Monday, July 5, 2010

REVIEW: Samurai Banners

風林火山 (Fûrin kazan)

Released: 1969

Hiroshi Inagaki

Toshirô Mifune
Yoshiko Sakuma
Kinnosuke Nakamura
Yûjirô Ishihara
Katsuo Nakamura

Running time: 166 min.

Reviewed by Marc Saint-Cyr

In "Samurai Banners," director Hiroshi Inagaki of the Musashi Miyamoto-focused "Samurai" trilogy treads through familiar territory. The story, from a novel by Yasushi Inoue, is situated in feudal Japan , beginning in the year 1543. Toshirô Mifune, who portrayed Miyamoto in Inagaki’s trilogy, is Kansuke Yamamoto, one of two ronin who meet in the film’s monochrome prologue. Both men are desperate to acquire a position with Lord Shingen Takeda (Kinnosuke Nakamura) of the Kai domain and discuss a way to display their swordsmanship in front of his aide, Nobusato Itagaki (Katsuo Nakamura). When the planned attack takes place, Yamamoto seizes the opportunity to cut the other ronin down, proving his willingness to defend the lords from would-be attackers while also eliminating his competition. Shortly afterwards, Yamamoto is given a stipend and one hundred men to command, thus commencing his service with Takeda as a formidable samurai warrior. He harbors a grand vision consisting of nothing less than complete rulership over all territories stretching to the sea – a dream gradually made into reality by his cunning strategies. Along the way, he falls in love with Princess Yu (Yoshiko Sakuma), daughter of a lord who is betrayed by Takeda after being lulled by the promise of peace. She becomes Takeda’s concubine and provides him with an heir. Yamamoto remains utterly devoted to both mother and child as he pushes his grand campaign forward.

"Samurai Banners" dedicates a remarkable amount of time and attention towards the military plans formed by Yamamoto, Takeda and the other lords gathered in their entourage. The film’s plot consists almost entirely of Takeda systematically confronting one opponent after another, working with Yamamoto to prepare castle sieges, anticipate enemy reinforcements and initiate battles. Inagaki illustrates their stratagems in great detail through dialogue, animated maps showing armies’ movements and, of course, actual battle sequences that are in fact shown quite sparingly. However, when they are shown, Inagaki pulls out all the stops in terms of sheer scale, utilizing what must be hundreds of men and horses marching in formation, gathered on the battlefield and locked in combat.
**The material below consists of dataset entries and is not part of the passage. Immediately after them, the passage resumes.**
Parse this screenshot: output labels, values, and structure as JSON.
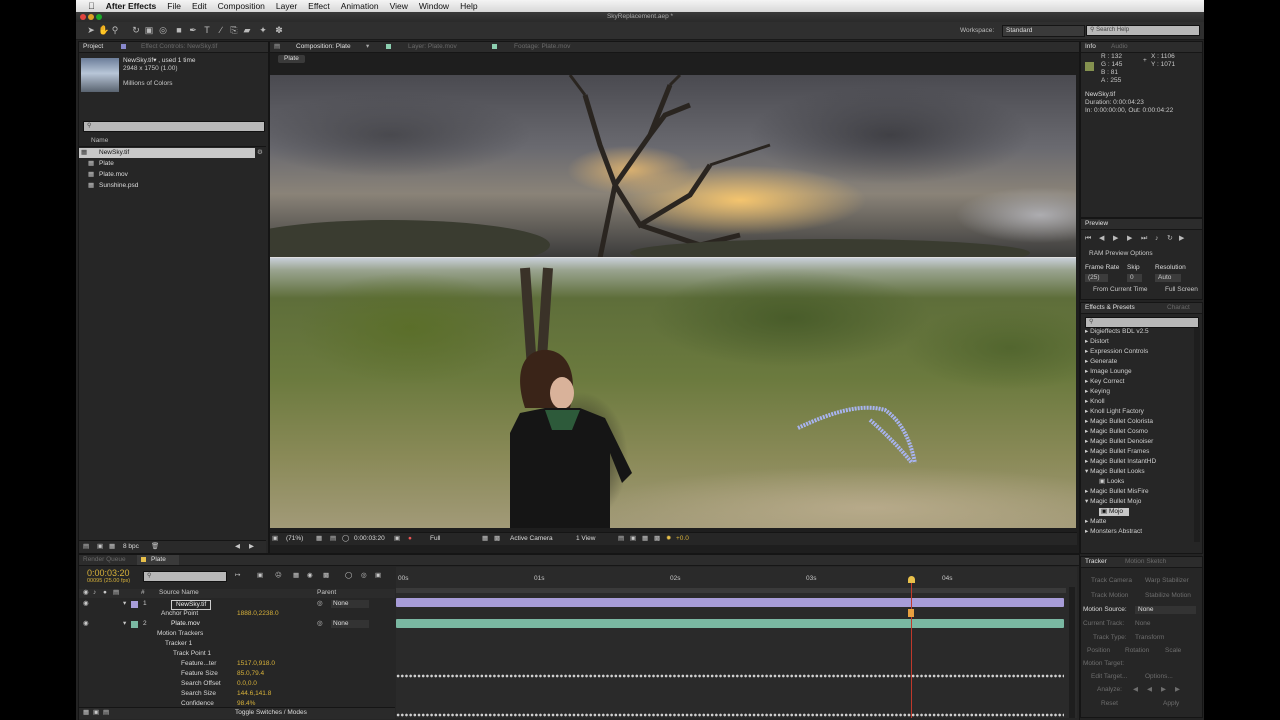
{
  "menubar": {
    "app": "After Effects",
    "items": [
      "File",
      "Edit",
      "Composition",
      "Layer",
      "Effect",
      "Animation",
      "View",
      "Window",
      "Help"
    ]
  },
  "titlebar": {
    "title": "SkyReplacement.aep *"
  },
  "toolbar": {
    "workspace_label": "Workspace:",
    "workspace_value": "Standard",
    "search_placeholder": "Search Help"
  },
  "project": {
    "tab_project": "Project",
    "tab_effect_controls": "Effect Controls: NewSky.tif",
    "selected_name": "NewSky.tif▾ , used 1 time",
    "selected_dims": "2948 x 1750 (1.00)",
    "selected_colors": "Millions of Colors",
    "column_name": "Name",
    "items": [
      "NewSky.tif",
      "Plate",
      "Plate.mov",
      "Sunshine.psd"
    ],
    "bpc": "8 bpc"
  },
  "composition": {
    "tab_comp": "Composition: Plate",
    "tab_layer": "Layer: Plate.mov",
    "tab_footage": "Footage: Plate.mov",
    "breadcrumb": "Plate",
    "zoom": "(71%)",
    "timecode": "0:00:03:20",
    "resolution": "Full",
    "camera": "Active Camera",
    "view": "1 View",
    "exposure": "+0.0"
  },
  "info": {
    "tab_info": "Info",
    "tab_audio": "Audio",
    "r": "R : 132",
    "g": "G : 145",
    "b": "B : 81",
    "a": "A : 255",
    "x": "X : 1106",
    "y": "Y : 1071",
    "file": "NewSky.tif",
    "duration": "Duration: 0:00:04:23",
    "inout": "In: 0:00:00:00, Out: 0:00:04:22",
    "swatch_color": "#84914f"
  },
  "preview": {
    "tab": "Preview",
    "ram_options": "RAM Preview Options",
    "frame_rate_label": "Frame Rate",
    "skip_label": "Skip",
    "resolution_label": "Resolution",
    "frame_rate": "(25)",
    "skip": "0",
    "resolution": "Auto",
    "from_current": "From Current Time",
    "full_screen": "Full Screen"
  },
  "effects": {
    "tab": "Effects & Presets",
    "tab2": "Charact",
    "items": [
      {
        "label": "Digieffects BDL v2.5",
        "indent": 0
      },
      {
        "label": "Distort",
        "indent": 0
      },
      {
        "label": "Expression Controls",
        "indent": 0
      },
      {
        "label": "Generate",
        "indent": 0
      },
      {
        "label": "Image Lounge",
        "indent": 0
      },
      {
        "label": "Key Correct",
        "indent": 0
      },
      {
        "label": "Keying",
        "indent": 0
      },
      {
        "label": "Knoll",
        "indent": 0
      },
      {
        "label": "Knoll Light Factory",
        "indent": 0
      },
      {
        "label": "Magic Bullet Colorista",
        "indent": 0
      },
      {
        "label": "Magic Bullet Cosmo",
        "indent": 0
      },
      {
        "label": "Magic Bullet Denoiser",
        "indent": 0
      },
      {
        "label": "Magic Bullet Frames",
        "indent": 0
      },
      {
        "label": "Magic Bullet InstantHD",
        "indent": 0
      },
      {
        "label": "Magic Bullet Looks",
        "indent": 0
      },
      {
        "label": "Looks",
        "indent": 1
      },
      {
        "label": "Magic Bullet MisFire",
        "indent": 0
      },
      {
        "label": "Magic Bullet Mojo",
        "indent": 0
      },
      {
        "label": "Mojo",
        "indent": 1
      },
      {
        "label": "Matte",
        "indent": 0
      },
      {
        "label": "Monsters Abstract",
        "indent": 0
      }
    ]
  },
  "timeline": {
    "tab_render": "Render Queue",
    "tab_plate": "Plate",
    "timecode": "0:00:03:20",
    "frame": "00095 (25.00 fps)",
    "col_source": "Source Name",
    "col_parent": "Parent",
    "ruler": [
      "00s",
      "01s",
      "02s",
      "03s",
      "04s"
    ],
    "rows": [
      {
        "num": "1",
        "name": "NewSky.tif",
        "parent": "None"
      },
      {
        "prop": "Anchor Point",
        "value": "1888.0,2238.0"
      },
      {
        "num": "2",
        "name": "Plate.mov",
        "parent": "None"
      },
      {
        "prop": "Motion Trackers"
      },
      {
        "prop": "Tracker 1"
      },
      {
        "prop": "Track Point 1"
      },
      {
        "prop": "Feature...ter",
        "value": "1517.0,918.0"
      },
      {
        "prop": "Feature Size",
        "value": "85.0,79.4"
      },
      {
        "prop": "Search Offset",
        "value": "0.0,0.0"
      },
      {
        "prop": "Search Size",
        "value": "144.6,141.8"
      },
      {
        "prop": "Confidence",
        "value": "98.4%"
      }
    ],
    "toggle": "Toggle Switches / Modes"
  },
  "tracker": {
    "tab": "Tracker",
    "tab2": "Motion Sketch",
    "track_camera": "Track Camera",
    "warp_stabilizer": "Warp Stabilizer",
    "track_motion": "Track Motion",
    "stabilize_motion": "Stabilize Motion",
    "motion_source_label": "Motion Source:",
    "motion_source": "None",
    "current_track_label": "Current Track:",
    "current_track": "None",
    "track_type_label": "Track Type:",
    "track_type": "Transform",
    "position": "Position",
    "rotation": "Rotation",
    "scale": "Scale",
    "motion_target": "Motion Target:",
    "edit_target": "Edit Target...",
    "options": "Options...",
    "analyze": "Analyze:",
    "reset": "Reset",
    "apply": "Apply"
  }
}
With their colorful costumes, weapons and, yes, several banners billowing in the wind, they provide an impressive spectacle that once more reminds the viewer of the shortcomings of CGI technology when compared to the real thing.

Mifune’s Yamamoto is constantly at the forefront of "Samurai Banners." After his induction into Takeda’s court, he comfortably settles into his position as an official samurai commander. His services to Takeda are fuelled by his overwhelming ambition to continually wage war and expand territory until the entire land is a unified, peaceful realm. Nearly everything about his nature is revealed when, once asked what his chief desire is, he replies, "To seize castles and land, then seize more castles and land." The stuck-up, bossy Princess Yu is the only other force in his life that attracts as much attention from him, though his longing for her is revealed in far more subtle ways. For example, in the moment when Takeda voices his desire to claim her as his concubine, and later on when Yamamoto gives up his protection of her and her child to Itagaki, his frustration and jealousy from not being able to be with her is clearly communicated through his body language alone. Yet even above her and the young lord, he places his focus mainly upon his steady, destructive march to the sea.

"Samurai Banners" is inarguably a quite well-made film and a solid entry in the assortment of quality samurai films from the 1960s and ‘70s. Yet the extensive portrayal of military conquest and protocol, while admirable and interesting, can often be overwhelming. Additionally, the film runs for an overlong 166 minutes, and likely would have benefited from some trimming in the editing room. Regardless, it delivers everything you would expect from a big-budget, Inagaki-directed, Mifune-starring visit to the ornate yet brutal world of feudal Japan.

Read more by Marc Saint-Cyr at his blog.

1 comment:

designer wedding dresses said...

A great presentation. Very open and enlightening.You have attractively presented your concept in this webpage blog post.
Marvelous length to be born. Amber’s tea length wedding dresses collection configures the theory of woman’s golden proportion by revealing an unexpected power of wavy skirts.Home Wedding Dresses Vintage Wedding Dresses . Woman’s beauty grows with the passing years, so does the vintage wedding dresses. Slipping into a piece of vintage clothing bestow the magic of provenance upon your original attractiveness. Our vintage wedding dresses collectibles capture this very essence of historical statement by flashing back to the pristine demeanor while infusing some modern interpretation. Then and there, your cherished memory flows out with the singing of Yesterday Once More.?